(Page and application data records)
----------------

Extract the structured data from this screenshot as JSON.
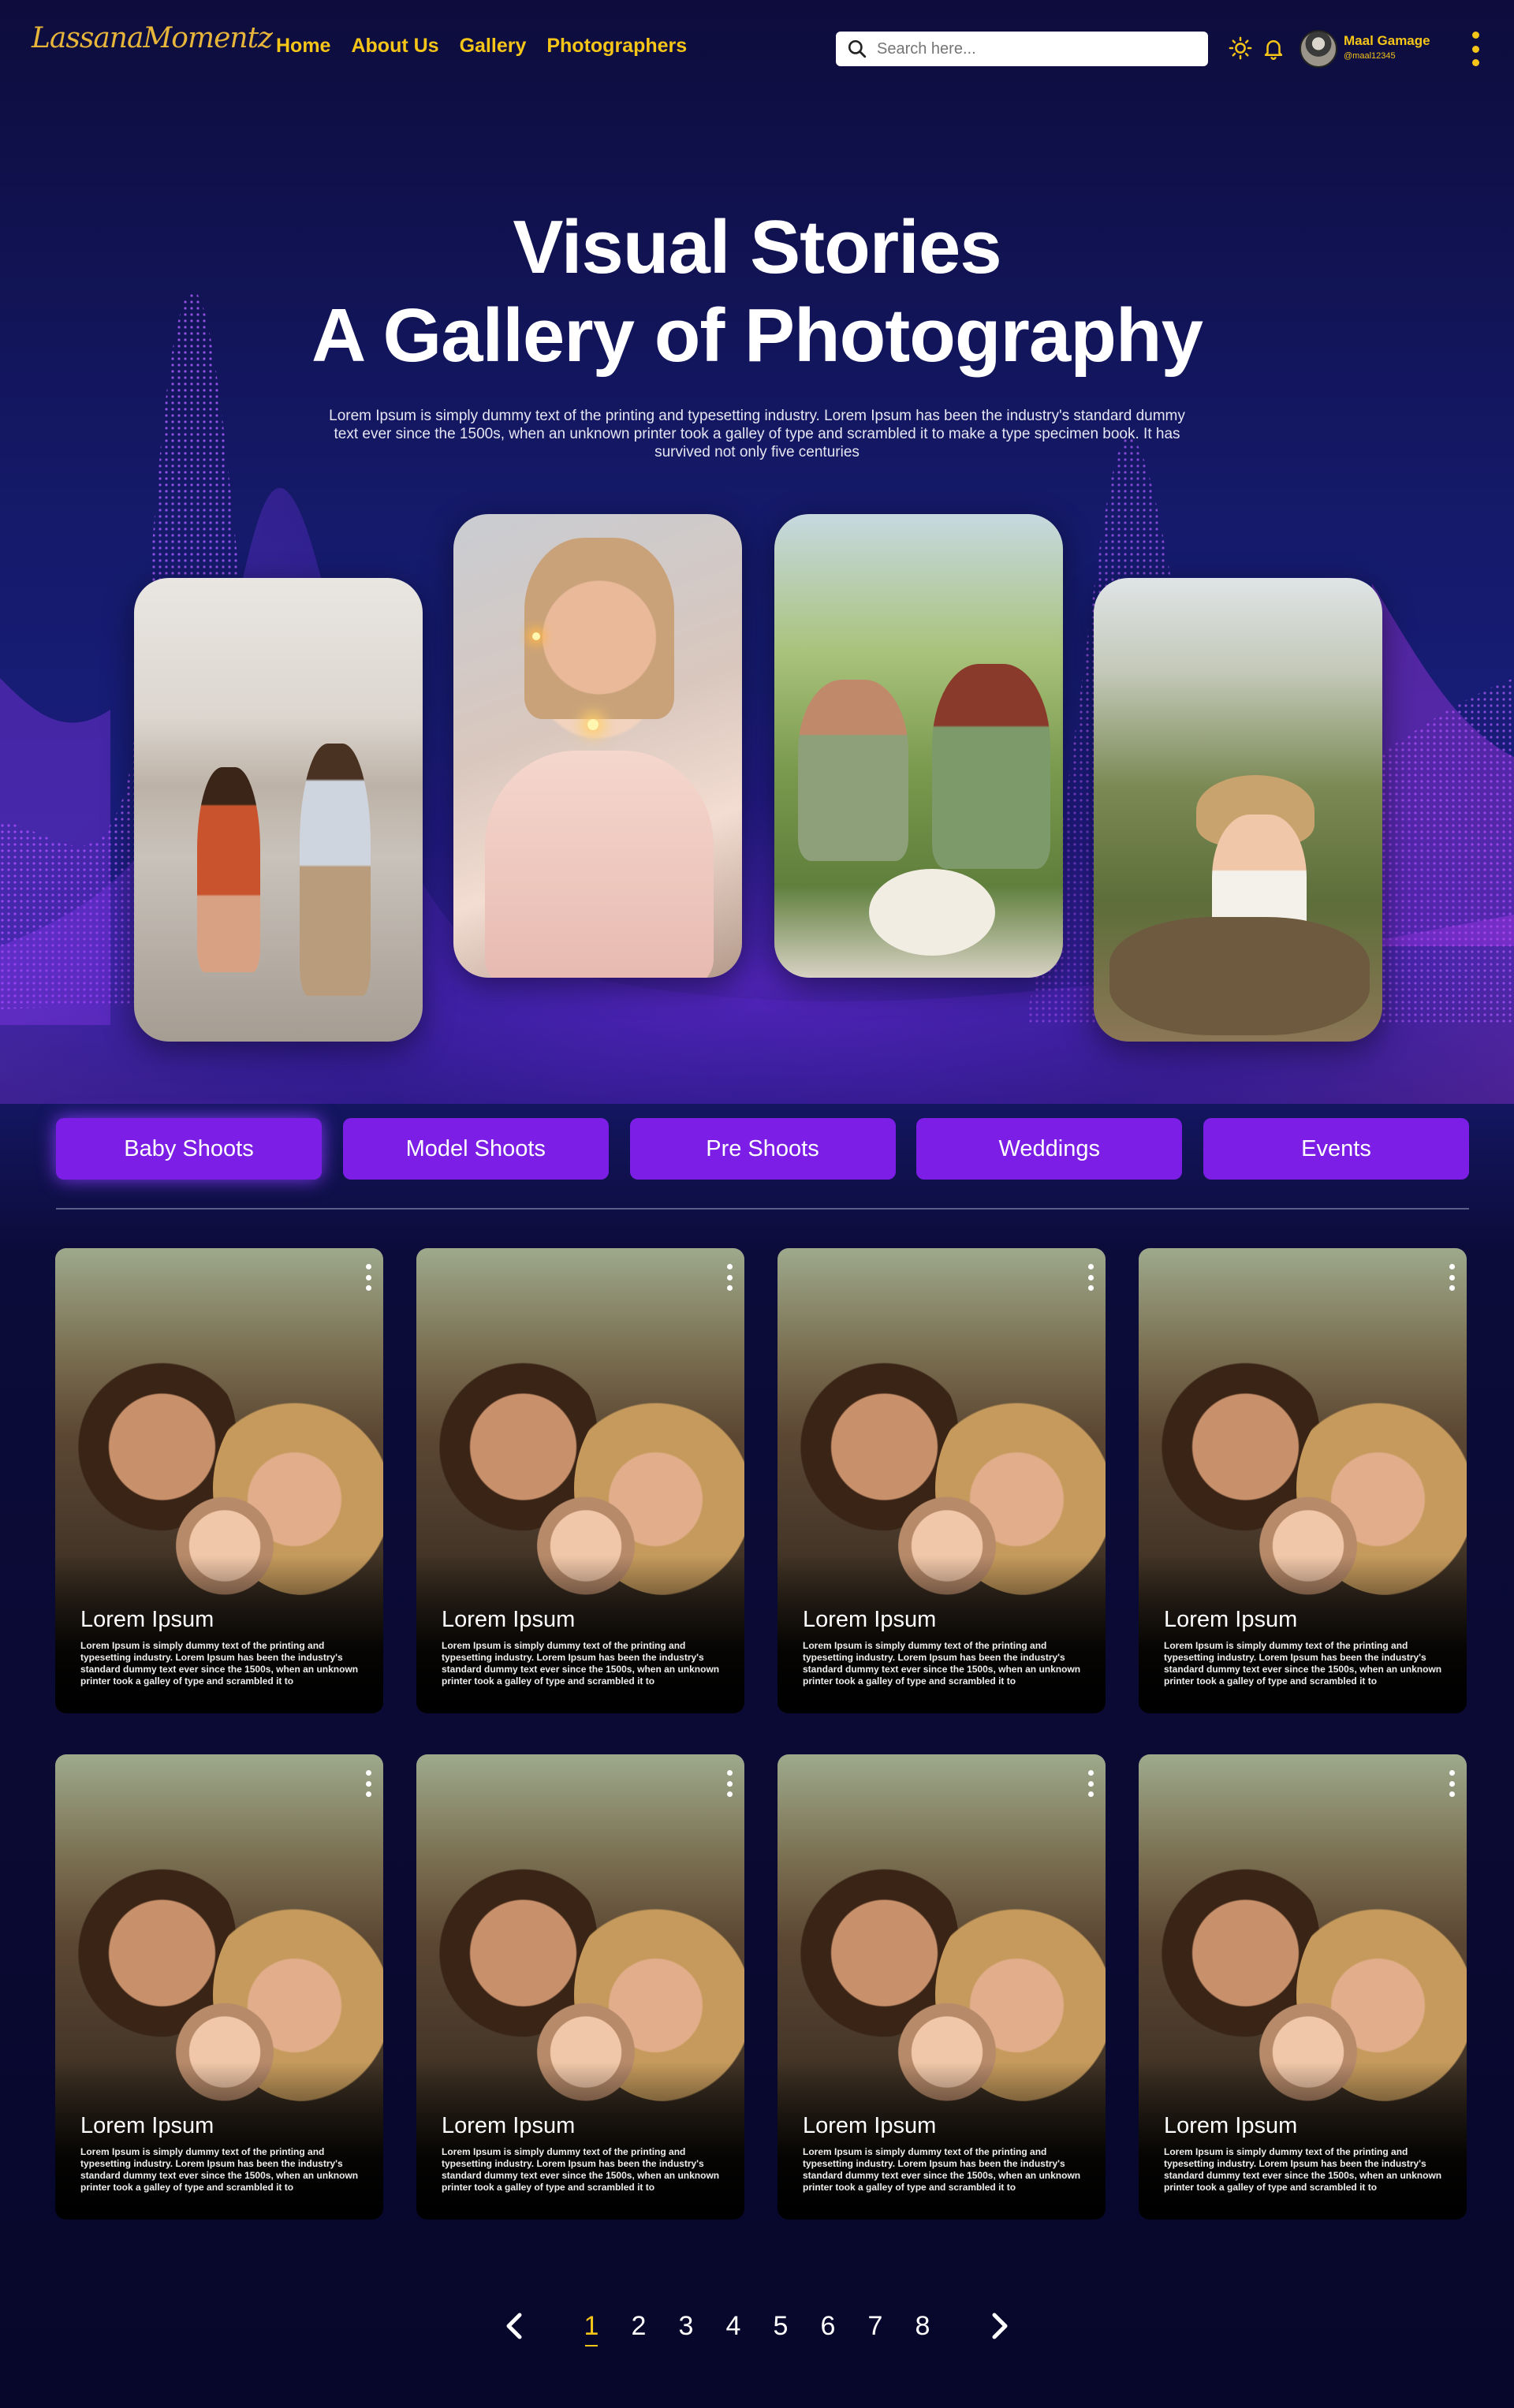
{
  "brand": {
    "logo_text": "LassanaMomentz"
  },
  "nav": [
    "Home",
    "About Us",
    "Gallery",
    "Photographers"
  ],
  "search": {
    "placeholder": "Search here..."
  },
  "user": {
    "name": "Maal Gamage",
    "handle": "@maal12345"
  },
  "hero": {
    "title_line1": "Visual Stories",
    "title_line2": "A Gallery of Photography",
    "description": "Lorem Ipsum is simply dummy text of the printing and typesetting industry. Lorem Ipsum has been the industry's standard dummy text ever since the 1500s, when an unknown printer took a galley of type and scrambled it to make a type specimen book. It has survived not only five centuries"
  },
  "categories": [
    "Baby Shoots",
    "Model Shoots",
    "Pre Shoots",
    "Weddings",
    "Events"
  ],
  "cards": [
    {
      "title": "Lorem Ipsum",
      "description": "Lorem Ipsum is simply dummy text of the printing and typesetting industry. Lorem Ipsum has been the industry's standard dummy text ever since the 1500s, when an unknown printer took a galley of type and scrambled it to"
    },
    {
      "title": "Lorem Ipsum",
      "description": "Lorem Ipsum is simply dummy text of the printing and typesetting industry. Lorem Ipsum has been the industry's standard dummy text ever since the 1500s, when an unknown printer took a galley of type and scrambled it to"
    },
    {
      "title": "Lorem Ipsum",
      "description": "Lorem Ipsum is simply dummy text of the printing and typesetting industry. Lorem Ipsum has been the industry's standard dummy text ever since the 1500s, when an unknown printer took a galley of type and scrambled it to"
    },
    {
      "title": "Lorem Ipsum",
      "description": "Lorem Ipsum is simply dummy text of the printing and typesetting industry. Lorem Ipsum has been the industry's standard dummy text ever since the 1500s, when an unknown printer took a galley of type and scrambled it to"
    },
    {
      "title": "Lorem Ipsum",
      "description": "Lorem Ipsum is simply dummy text of the printing and typesetting industry. Lorem Ipsum has been the industry's standard dummy text ever since the 1500s, when an unknown printer took a galley of type and scrambled it to"
    },
    {
      "title": "Lorem Ipsum",
      "description": "Lorem Ipsum is simply dummy text of the printing and typesetting industry. Lorem Ipsum has been the industry's standard dummy text ever since the 1500s, when an unknown printer took a galley of type and scrambled it to"
    },
    {
      "title": "Lorem Ipsum",
      "description": "Lorem Ipsum is simply dummy text of the printing and typesetting industry. Lorem Ipsum has been the industry's standard dummy text ever since the 1500s, when an unknown printer took a galley of type and scrambled it to"
    },
    {
      "title": "Lorem Ipsum",
      "description": "Lorem Ipsum is simply dummy text of the printing and typesetting industry. Lorem Ipsum has been the industry's standard dummy text ever since the 1500s, when an unknown printer took a galley of type and scrambled it to"
    }
  ],
  "pagination": {
    "pages": [
      "1",
      "2",
      "3",
      "4",
      "5",
      "6",
      "7",
      "8"
    ],
    "current": "1"
  },
  "icons": {
    "search": "search-icon",
    "theme": "sun-icon",
    "notifications": "bell-icon",
    "menu": "more-vertical-icon",
    "prev": "chevron-left-icon",
    "next": "chevron-right-icon"
  },
  "colors": {
    "accent": "#f5c518",
    "category_button": "#7c1ee6",
    "background": "#0d0c3c"
  }
}
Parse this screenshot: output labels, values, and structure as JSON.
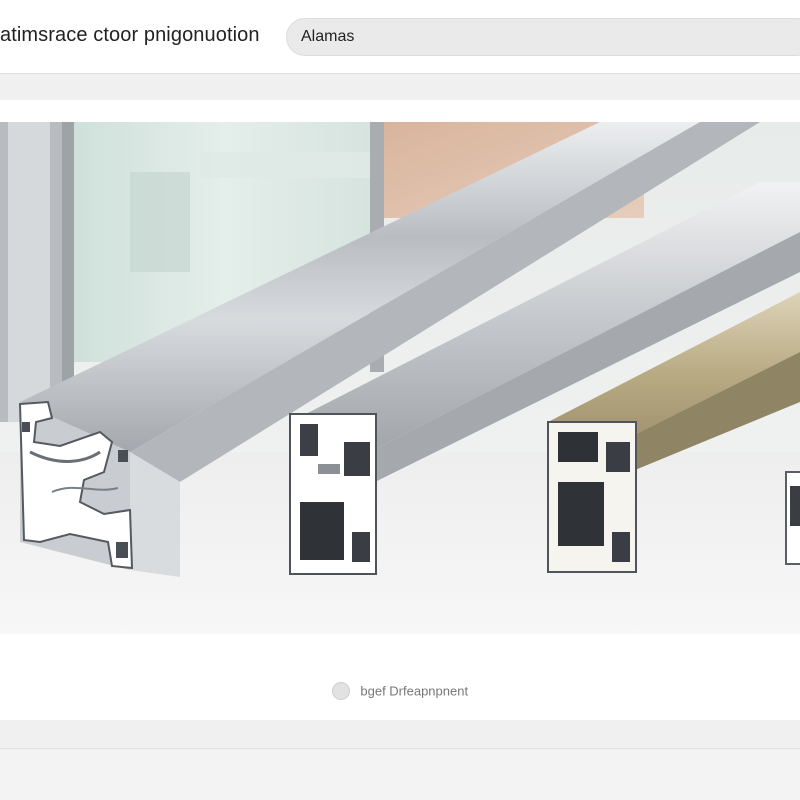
{
  "header": {
    "title": "atimsrace ctoor pnigonuotion",
    "search_value": "Alamas"
  },
  "hero": {
    "subject": "aluminum-profile-extrusions"
  },
  "caption": {
    "text": "bgef Drfeapnpnent",
    "icon": "circle-bullet-icon"
  },
  "colors": {
    "background": "#f0f0f0",
    "panel": "#ffffff",
    "aluminum": "#c3c6ca",
    "champagne": "#b7a982"
  }
}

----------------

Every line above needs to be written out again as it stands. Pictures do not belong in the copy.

-- SOLVED PROBLEM --
Extract the structured data from this screenshot as JSON.
{
  "brand": {
    "logo_text": "LassanaMomentz"
  },
  "nav": [
    "Home",
    "About Us",
    "Gallery",
    "Photographers"
  ],
  "search": {
    "placeholder": "Search here..."
  },
  "user": {
    "name": "Maal Gamage",
    "handle": "@maal12345"
  },
  "hero": {
    "title_line1": "Visual Stories",
    "title_line2": "A Gallery of Photography",
    "description": "Lorem Ipsum is simply dummy text of the printing and typesetting industry. Lorem Ipsum has been the industry's standard dummy text ever since the 1500s, when an unknown printer took a galley of type and scrambled it to make a type specimen book. It has survived not only five centuries"
  },
  "categories": [
    "Baby Shoots",
    "Model Shoots",
    "Pre Shoots",
    "Weddings",
    "Events"
  ],
  "cards": [
    {
      "title": "Lorem Ipsum",
      "description": "Lorem Ipsum is simply dummy text of the printing and typesetting industry. Lorem Ipsum has been the industry's standard dummy text ever since the 1500s, when an unknown printer took a galley of type and scrambled it to"
    },
    {
      "title": "Lorem Ipsum",
      "description": "Lorem Ipsum is simply dummy text of the printing and typesetting industry. Lorem Ipsum has been the industry's standard dummy text ever since the 1500s, when an unknown printer took a galley of type and scrambled it to"
    },
    {
      "title": "Lorem Ipsum",
      "description": "Lorem Ipsum is simply dummy text of the printing and typesetting industry. Lorem Ipsum has been the industry's standard dummy text ever since the 1500s, when an unknown printer took a galley of type and scrambled it to"
    },
    {
      "title": "Lorem Ipsum",
      "description": "Lorem Ipsum is simply dummy text of the printing and typesetting industry. Lorem Ipsum has been the industry's standard dummy text ever since the 1500s, when an unknown printer took a galley of type and scrambled it to"
    },
    {
      "title": "Lorem Ipsum",
      "description": "Lorem Ipsum is simply dummy text of the printing and typesetting industry. Lorem Ipsum has been the industry's standard dummy text ever since the 1500s, when an unknown printer took a galley of type and scrambled it to"
    },
    {
      "title": "Lorem Ipsum",
      "description": "Lorem Ipsum is simply dummy text of the printing and typesetting industry. Lorem Ipsum has been the industry's standard dummy text ever since the 1500s, when an unknown printer took a galley of type and scrambled it to"
    },
    {
      "title": "Lorem Ipsum",
      "description": "Lorem Ipsum is simply dummy text of the printing and typesetting industry. Lorem Ipsum has been the industry's standard dummy text ever since the 1500s, when an unknown printer took a galley of type and scrambled it to"
    },
    {
      "title": "Lorem Ipsum",
      "description": "Lorem Ipsum is simply dummy text of the printing and typesetting industry. Lorem Ipsum has been the industry's standard dummy text ever since the 1500s, when an unknown printer took a galley of type and scrambled it to"
    }
  ],
  "pagination": {
    "pages": [
      "1",
      "2",
      "3",
      "4",
      "5",
      "6",
      "7",
      "8"
    ],
    "current": "1"
  },
  "icons": {
    "search": "search-icon",
    "theme": "sun-icon",
    "notifications": "bell-icon",
    "menu": "more-vertical-icon",
    "prev": "chevron-left-icon",
    "next": "chevron-right-icon"
  },
  "colors": {
    "accent": "#f5c518",
    "category_button": "#7c1ee6",
    "background": "#0d0c3c"
  }
}
Parse this screenshot: output labels, values, and structure as JSON.
{
  "header": {
    "title": "atimsrace ctoor pnigonuotion",
    "search_value": "Alamas"
  },
  "hero": {
    "subject": "aluminum-profile-extrusions"
  },
  "caption": {
    "text": "bgef Drfeapnpnent",
    "icon": "circle-bullet-icon"
  },
  "colors": {
    "background": "#f0f0f0",
    "panel": "#ffffff",
    "aluminum": "#c3c6ca",
    "champagne": "#b7a982"
  }
}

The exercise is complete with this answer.